Mobile: Not only is the growth huge, but it’s mainstreaming. 11 million mobile visits in Vancouver versus 8 million in Beijing. Seven out of 10 who are using mobile now to watch the olympics didn’t use their phones to view the Beijing games. There have been 1.1 million mobile app users to date for the Olympics.

Simultaneous viewing: Over half have watched TV and used the internet site at the same time. The same percent for mobile.

Google’s help: Wurtzel touted the research the network is doing with Google? on search results tied to the Olympics broadcast. During the opening ceremonies, NBCU ran a video on TV featuring the song “We Are The World” to promote assistance to the Haitian earthquake victims. Google? searches for the keyword “Haiti” went up 500 percent and remained high subsequently.
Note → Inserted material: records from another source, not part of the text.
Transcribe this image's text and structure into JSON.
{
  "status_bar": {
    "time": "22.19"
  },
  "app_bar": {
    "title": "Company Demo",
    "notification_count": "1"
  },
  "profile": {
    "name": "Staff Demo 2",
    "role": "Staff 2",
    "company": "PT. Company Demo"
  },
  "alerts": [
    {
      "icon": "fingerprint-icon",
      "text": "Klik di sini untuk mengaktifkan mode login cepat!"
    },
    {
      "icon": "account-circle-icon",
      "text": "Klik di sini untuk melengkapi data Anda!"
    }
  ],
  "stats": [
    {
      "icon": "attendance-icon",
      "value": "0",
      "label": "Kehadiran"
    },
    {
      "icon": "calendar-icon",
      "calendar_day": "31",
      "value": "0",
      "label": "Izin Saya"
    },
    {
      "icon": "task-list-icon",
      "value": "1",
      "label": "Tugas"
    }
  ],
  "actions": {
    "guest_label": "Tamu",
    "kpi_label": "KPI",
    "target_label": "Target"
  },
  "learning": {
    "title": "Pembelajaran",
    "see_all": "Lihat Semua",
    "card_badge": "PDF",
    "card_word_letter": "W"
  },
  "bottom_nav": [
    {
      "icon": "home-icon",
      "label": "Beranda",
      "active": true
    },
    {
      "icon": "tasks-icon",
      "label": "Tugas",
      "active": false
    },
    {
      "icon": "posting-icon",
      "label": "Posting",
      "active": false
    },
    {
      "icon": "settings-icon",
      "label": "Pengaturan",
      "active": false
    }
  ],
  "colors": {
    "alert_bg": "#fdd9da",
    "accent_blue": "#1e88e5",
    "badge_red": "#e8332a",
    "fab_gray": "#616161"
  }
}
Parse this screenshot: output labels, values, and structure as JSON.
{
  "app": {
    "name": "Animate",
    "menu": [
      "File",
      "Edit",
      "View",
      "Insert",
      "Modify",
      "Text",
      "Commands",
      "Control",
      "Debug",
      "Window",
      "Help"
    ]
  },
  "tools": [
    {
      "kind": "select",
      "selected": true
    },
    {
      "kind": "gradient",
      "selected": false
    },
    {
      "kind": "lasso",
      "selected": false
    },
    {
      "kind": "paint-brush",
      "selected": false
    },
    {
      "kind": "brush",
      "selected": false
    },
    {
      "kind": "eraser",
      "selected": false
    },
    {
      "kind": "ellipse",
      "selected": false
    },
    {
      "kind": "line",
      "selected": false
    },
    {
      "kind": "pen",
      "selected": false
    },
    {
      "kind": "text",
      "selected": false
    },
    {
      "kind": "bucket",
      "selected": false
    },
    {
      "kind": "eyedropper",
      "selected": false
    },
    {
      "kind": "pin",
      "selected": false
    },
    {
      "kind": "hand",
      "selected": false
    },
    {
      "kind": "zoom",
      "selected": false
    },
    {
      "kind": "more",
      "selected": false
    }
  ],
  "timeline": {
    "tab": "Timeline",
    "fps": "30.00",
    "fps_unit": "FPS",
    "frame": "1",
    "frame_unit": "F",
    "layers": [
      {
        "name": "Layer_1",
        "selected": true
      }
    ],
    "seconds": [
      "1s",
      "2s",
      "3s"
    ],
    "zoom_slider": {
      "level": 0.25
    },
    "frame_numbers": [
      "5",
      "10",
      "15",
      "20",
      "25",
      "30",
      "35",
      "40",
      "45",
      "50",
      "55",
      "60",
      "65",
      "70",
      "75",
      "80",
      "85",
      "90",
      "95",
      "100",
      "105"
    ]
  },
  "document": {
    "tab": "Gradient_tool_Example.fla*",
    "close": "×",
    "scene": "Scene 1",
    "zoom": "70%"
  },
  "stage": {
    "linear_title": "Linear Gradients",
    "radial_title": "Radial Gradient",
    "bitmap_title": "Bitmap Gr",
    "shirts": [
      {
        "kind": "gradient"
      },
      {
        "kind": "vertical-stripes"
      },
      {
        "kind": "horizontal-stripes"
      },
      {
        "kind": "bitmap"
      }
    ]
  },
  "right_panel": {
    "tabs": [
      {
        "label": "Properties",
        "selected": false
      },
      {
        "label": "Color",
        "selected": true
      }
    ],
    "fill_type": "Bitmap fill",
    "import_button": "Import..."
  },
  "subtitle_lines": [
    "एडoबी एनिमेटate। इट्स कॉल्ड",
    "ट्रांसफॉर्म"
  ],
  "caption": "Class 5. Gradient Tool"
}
Brand recall: Advertisers who bought Olympics spots both online and offline saw an average boost in brand recall from consumers of roughly 16 percent—versus just buying one or the other.


First Round Capital Forces Its Start-Ups to Sing for Their Supper (and Your Holiday Card)

Some of you really enjoyed last year’s edition of the First Round Capital holiday card, which featured the VC firm’s portfolio companies “dancing” a la 2008’s “Where the Hell is Matt?” viral video.

Alas, I don’t think this year’s version is nearly as entertaining. But Susan Boyle fans, who include at least one of my bosses, may get a kick out of it.

Also, people who like watching Web darlings like Xobni, Mint and Get Satisfaction try to warble along. By the way, anyone want to tell us what “stealth” company Swipely is up to? Looks credit cardy.

First Round Capital 2009 Holiday Card from First Round Capital on Vimeo.

Review Round-Up: iPhone 3G S Offers Improvements, But Nothing Revolutionary

Some of the first reviews have started to trickle in on the new Apple (NSDQ: AAPL) iPhone coming out this Friday. Above and beyond the consensus seems to be that the 3G S upgrades will be nice, but it’s nothing that will blow your socks off. Instead, the software update — which everyone can start downloading today — is much more important in terms of new features, especially since it’s accessible to all. Here’s a look at what the technology reviewers are saying: WSJ’s Walt Mossberg: “I don